## EXERCISE DESCRIPTION
Scan the entries for the word "Application", and copy every line where it appears.

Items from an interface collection
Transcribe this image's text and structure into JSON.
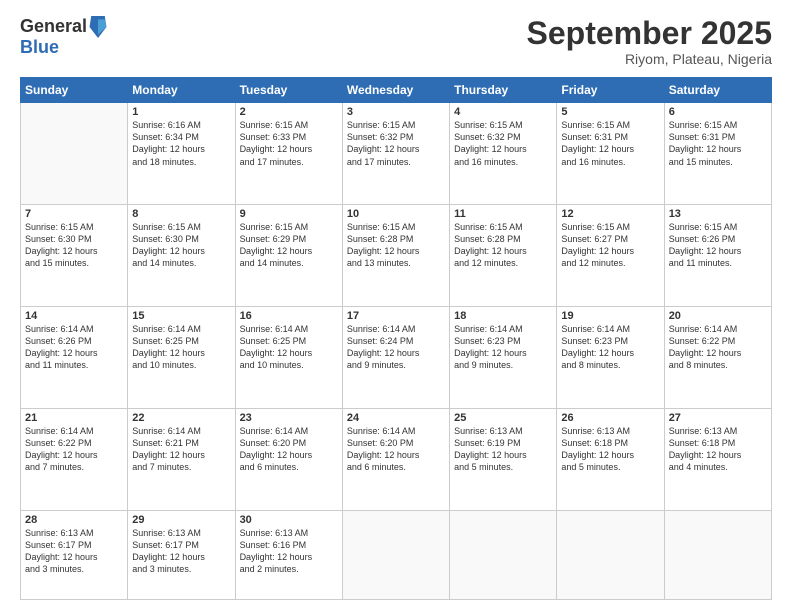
{
  "logo": {
    "general": "General",
    "blue": "Blue"
  },
  "header": {
    "month": "September 2025",
    "location": "Riyom, Plateau, Nigeria"
  },
  "weekdays": [
    "Sunday",
    "Monday",
    "Tuesday",
    "Wednesday",
    "Thursday",
    "Friday",
    "Saturday"
  ],
  "weeks": [
    [
      {
        "day": "",
        "info": ""
      },
      {
        "day": "1",
        "info": "Sunrise: 6:16 AM\nSunset: 6:34 PM\nDaylight: 12 hours\nand 18 minutes."
      },
      {
        "day": "2",
        "info": "Sunrise: 6:15 AM\nSunset: 6:33 PM\nDaylight: 12 hours\nand 17 minutes."
      },
      {
        "day": "3",
        "info": "Sunrise: 6:15 AM\nSunset: 6:32 PM\nDaylight: 12 hours\nand 17 minutes."
      },
      {
        "day": "4",
        "info": "Sunrise: 6:15 AM\nSunset: 6:32 PM\nDaylight: 12 hours\nand 16 minutes."
      },
      {
        "day": "5",
        "info": "Sunrise: 6:15 AM\nSunset: 6:31 PM\nDaylight: 12 hours\nand 16 minutes."
      },
      {
        "day": "6",
        "info": "Sunrise: 6:15 AM\nSunset: 6:31 PM\nDaylight: 12 hours\nand 15 minutes."
      }
    ],
    [
      {
        "day": "7",
        "info": ""
      },
      {
        "day": "8",
        "info": "Sunrise: 6:15 AM\nSunset: 6:30 PM\nDaylight: 12 hours\nand 14 minutes."
      },
      {
        "day": "9",
        "info": "Sunrise: 6:15 AM\nSunset: 6:29 PM\nDaylight: 12 hours\nand 14 minutes."
      },
      {
        "day": "10",
        "info": "Sunrise: 6:15 AM\nSunset: 6:28 PM\nDaylight: 12 hours\nand 13 minutes."
      },
      {
        "day": "11",
        "info": "Sunrise: 6:15 AM\nSunset: 6:28 PM\nDaylight: 12 hours\nand 12 minutes."
      },
      {
        "day": "12",
        "info": "Sunrise: 6:15 AM\nSunset: 6:27 PM\nDaylight: 12 hours\nand 12 minutes."
      },
      {
        "day": "13",
        "info": "Sunrise: 6:15 AM\nSunset: 6:26 PM\nDaylight: 12 hours\nand 11 minutes."
      }
    ],
    [
      {
        "day": "14",
        "info": ""
      },
      {
        "day": "15",
        "info": "Sunrise: 6:14 AM\nSunset: 6:25 PM\nDaylight: 12 hours\nand 10 minutes."
      },
      {
        "day": "16",
        "info": "Sunrise: 6:14 AM\nSunset: 6:25 PM\nDaylight: 12 hours\nand 10 minutes."
      },
      {
        "day": "17",
        "info": "Sunrise: 6:14 AM\nSunset: 6:24 PM\nDaylight: 12 hours\nand 9 minutes."
      },
      {
        "day": "18",
        "info": "Sunrise: 6:14 AM\nSunset: 6:23 PM\nDaylight: 12 hours\nand 9 minutes."
      },
      {
        "day": "19",
        "info": "Sunrise: 6:14 AM\nSunset: 6:23 PM\nDaylight: 12 hours\nand 8 minutes."
      },
      {
        "day": "20",
        "info": "Sunrise: 6:14 AM\nSunset: 6:22 PM\nDaylight: 12 hours\nand 8 minutes."
      }
    ],
    [
      {
        "day": "21",
        "info": ""
      },
      {
        "day": "22",
        "info": "Sunrise: 6:14 AM\nSunset: 6:21 PM\nDaylight: 12 hours\nand 7 minutes."
      },
      {
        "day": "23",
        "info": "Sunrise: 6:14 AM\nSunset: 6:20 PM\nDaylight: 12 hours\nand 6 minutes."
      },
      {
        "day": "24",
        "info": "Sunrise: 6:14 AM\nSunset: 6:20 PM\nDaylight: 12 hours\nand 6 minutes."
      },
      {
        "day": "25",
        "info": "Sunrise: 6:13 AM\nSunset: 6:19 PM\nDaylight: 12 hours\nand 5 minutes."
      },
      {
        "day": "26",
        "info": "Sunrise: 6:13 AM\nSunset: 6:18 PM\nDaylight: 12 hours\nand 5 minutes."
      },
      {
        "day": "27",
        "info": "Sunrise: 6:13 AM\nSunset: 6:18 PM\nDaylight: 12 hours\nand 4 minutes."
      }
    ],
    [
      {
        "day": "28",
        "info": ""
      },
      {
        "day": "29",
        "info": "Sunrise: 6:13 AM\nSunset: 6:17 PM\nDaylight: 12 hours\nand 3 minutes."
      },
      {
        "day": "30",
        "info": "Sunrise: 6:13 AM\nSunset: 6:16 PM\nDaylight: 12 hours\nand 2 minutes."
      },
      {
        "day": "",
        "info": ""
      },
      {
        "day": "",
        "info": ""
      },
      {
        "day": "",
        "info": ""
      },
      {
        "day": "",
        "info": ""
      }
    ]
  ],
  "week1_day7_info": "Sunrise: 6:15 AM\nSunset: 6:30 PM\nDaylight: 12 hours\nand 15 minutes.",
  "week2_day14_info": "Sunrise: 6:14 AM\nSunset: 6:26 PM\nDaylight: 12 hours\nand 11 minutes.",
  "week3_day21_info": "Sunrise: 6:14 AM\nSunset: 6:22 PM\nDaylight: 12 hours\nand 7 minutes.",
  "week4_day28_info": "Sunrise: 6:13 AM\nSunset: 6:17 PM\nDaylight: 12 hours\nand 3 minutes."
}
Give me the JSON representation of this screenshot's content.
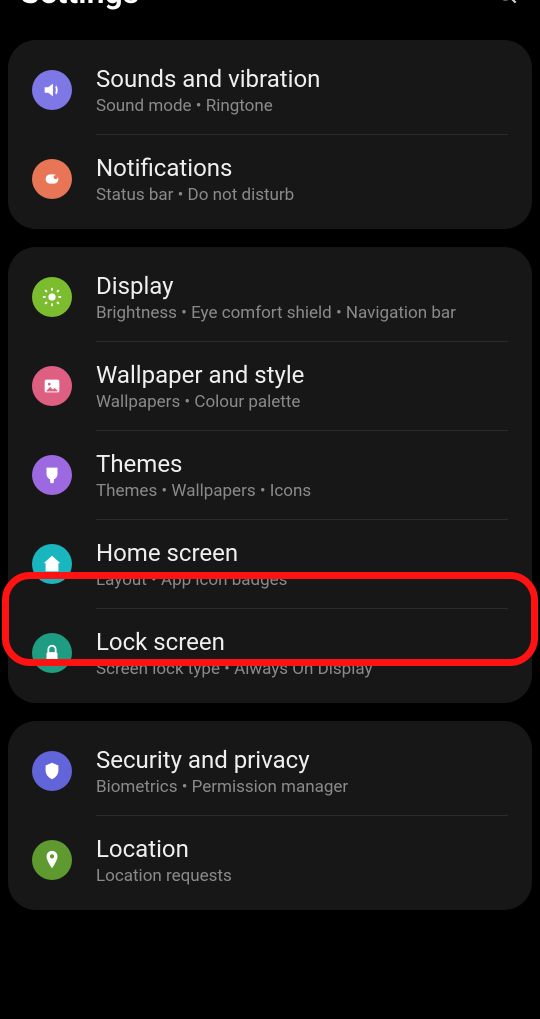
{
  "header": {
    "title": "Settings"
  },
  "groups": [
    {
      "items": [
        {
          "id": "sounds",
          "title": "Sounds and vibration",
          "subtitle": "Sound mode  •  Ringtone",
          "icon": "volume-icon",
          "color": "c-purple"
        },
        {
          "id": "notifications",
          "title": "Notifications",
          "subtitle": "Status bar  •  Do not disturb",
          "icon": "bell-icon",
          "color": "c-coral"
        }
      ]
    },
    {
      "items": [
        {
          "id": "display",
          "title": "Display",
          "subtitle": "Brightness  •  Eye comfort shield  •  Navigation bar",
          "icon": "sun-icon",
          "color": "c-green"
        },
        {
          "id": "wallpaper",
          "title": "Wallpaper and style",
          "subtitle": "Wallpapers  •  Colour palette",
          "icon": "picture-icon",
          "color": "c-pink"
        },
        {
          "id": "themes",
          "title": "Themes",
          "subtitle": "Themes  •  Wallpapers  •  Icons",
          "icon": "brush-icon",
          "color": "c-violet"
        },
        {
          "id": "home",
          "title": "Home screen",
          "subtitle": "Layout  •  App icon badges",
          "icon": "home-icon",
          "color": "c-teal"
        },
        {
          "id": "lock",
          "title": "Lock screen",
          "subtitle": "Screen lock type  •  Always On Display",
          "icon": "lock-icon",
          "color": "c-teal2"
        }
      ]
    },
    {
      "items": [
        {
          "id": "security",
          "title": "Security and privacy",
          "subtitle": "Biometrics  •  Permission manager",
          "icon": "shield-icon",
          "color": "c-indigo"
        },
        {
          "id": "location",
          "title": "Location",
          "subtitle": "Location requests",
          "icon": "location-icon",
          "color": "c-olive"
        }
      ]
    }
  ],
  "highlighted_item_id": "home"
}
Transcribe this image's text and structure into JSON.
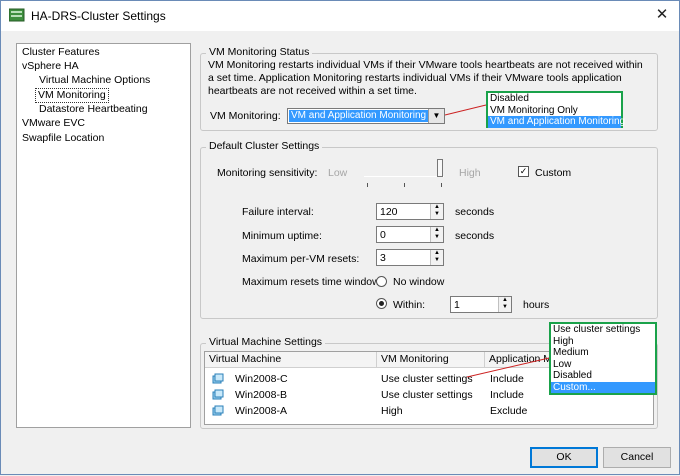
{
  "window": {
    "title": "HA-DRS-Cluster Settings"
  },
  "tree": {
    "items": [
      "Cluster Features",
      "vSphere HA",
      "Virtual Machine Options",
      "VM Monitoring",
      "Datastore Heartbeating",
      "VMware EVC",
      "Swapfile Location"
    ],
    "selected": "VM Monitoring"
  },
  "vm_monitoring_status": {
    "group_label": "VM Monitoring Status",
    "description": "VM Monitoring restarts individual VMs if their VMware tools heartbeats are not received within a set time.  Application Monitoring restarts individual VMs if their VMware tools application heartbeats are not received within a set time.",
    "field_label": "VM Monitoring:",
    "value": "VM and Application Monitoring",
    "options": [
      "Disabled",
      "VM Monitoring Only",
      "VM and Application Monitoring"
    ],
    "highlighted_option": "VM and Application Monitoring"
  },
  "default_cluster_settings": {
    "group_label": "Default Cluster Settings",
    "sensitivity_label": "Monitoring sensitivity:",
    "low_label": "Low",
    "high_label": "High",
    "custom_label": "Custom",
    "custom_checked": true,
    "failure_interval_label": "Failure interval:",
    "failure_interval_value": "120",
    "failure_interval_unit": "seconds",
    "min_uptime_label": "Minimum uptime:",
    "min_uptime_value": "0",
    "min_uptime_unit": "seconds",
    "max_resets_label": "Maximum per-VM resets:",
    "max_resets_value": "3",
    "window_label": "Maximum resets time window:",
    "no_window_label": "No window",
    "within_label": "Within:",
    "within_value": "1",
    "within_unit": "hours",
    "selected_window": "Within:"
  },
  "vm_settings": {
    "group_label": "Virtual Machine Settings",
    "columns": [
      "Virtual Machine",
      "VM Monitoring",
      "Application M"
    ],
    "rows": [
      {
        "name": "Win2008-C",
        "monitoring": "Use cluster settings",
        "app": "Include"
      },
      {
        "name": "Win2008-B",
        "monitoring": "Use cluster settings",
        "app": "Include"
      },
      {
        "name": "Win2008-A",
        "monitoring": "High",
        "app": "Exclude"
      }
    ],
    "dropdown_options": [
      "Use cluster settings",
      "High",
      "Medium",
      "Low",
      "Disabled",
      "Custom..."
    ],
    "highlighted_option": "Custom..."
  },
  "buttons": {
    "ok": "OK",
    "cancel": "Cancel"
  },
  "colors": {
    "highlight": "#3399ff",
    "annotation_border": "#1aa24a",
    "connector": "#cc2222"
  }
}
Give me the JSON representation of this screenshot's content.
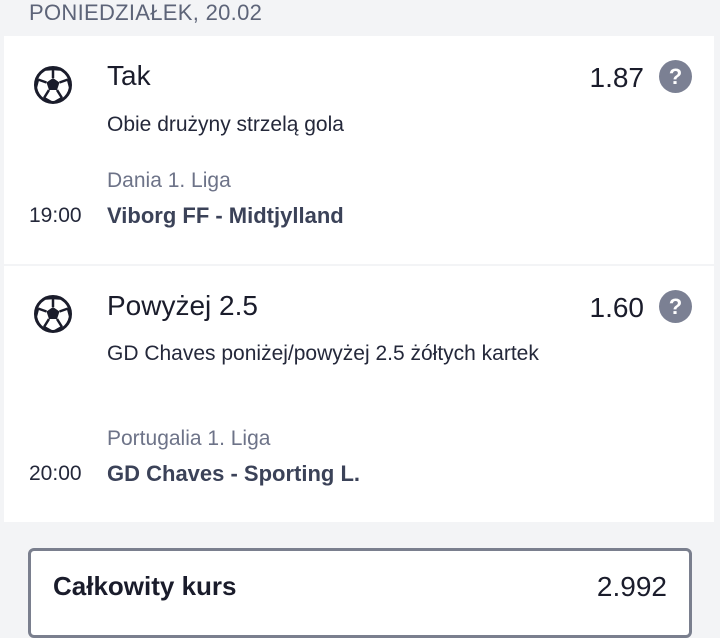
{
  "header": {
    "date": "PONIEDZIAŁEK, 20.02"
  },
  "bets": [
    {
      "sport_icon": "soccer-ball-icon",
      "selection": "Tak",
      "odds": "1.87",
      "market": "Obie drużyny strzelą gola",
      "league": "Dania 1. Liga",
      "time": "19:00",
      "teams": "Viborg FF - Midtjylland",
      "help_label": "?"
    },
    {
      "sport_icon": "soccer-ball-icon",
      "selection": "Powyżej 2.5",
      "odds": "1.60",
      "market": "GD Chaves poniżej/powyżej 2.5 żółtych kartek",
      "league": "Portugalia 1. Liga",
      "time": "20:00",
      "teams": "GD Chaves - Sporting L.",
      "help_label": "?"
    }
  ],
  "total": {
    "label": "Całkowity kurs",
    "value": "2.992"
  },
  "colors": {
    "help_bg": "#7b8093",
    "accent_text": "#3b4258",
    "border": "#7a7f8e"
  }
}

## YOUR RESPONSE
    "description": "VM Monitoring restarts individual VMs if their VMware tools heartbeats are not received within a set time.  Application Monitoring restarts individual VMs if their VMware tools application heartbeats are not received within a set time.",
    "value": "VM and Application Monitoring",
      "VM and Application Monitoring"
    "highlighted_option": "VM and Application Monitoring"
      "Application M"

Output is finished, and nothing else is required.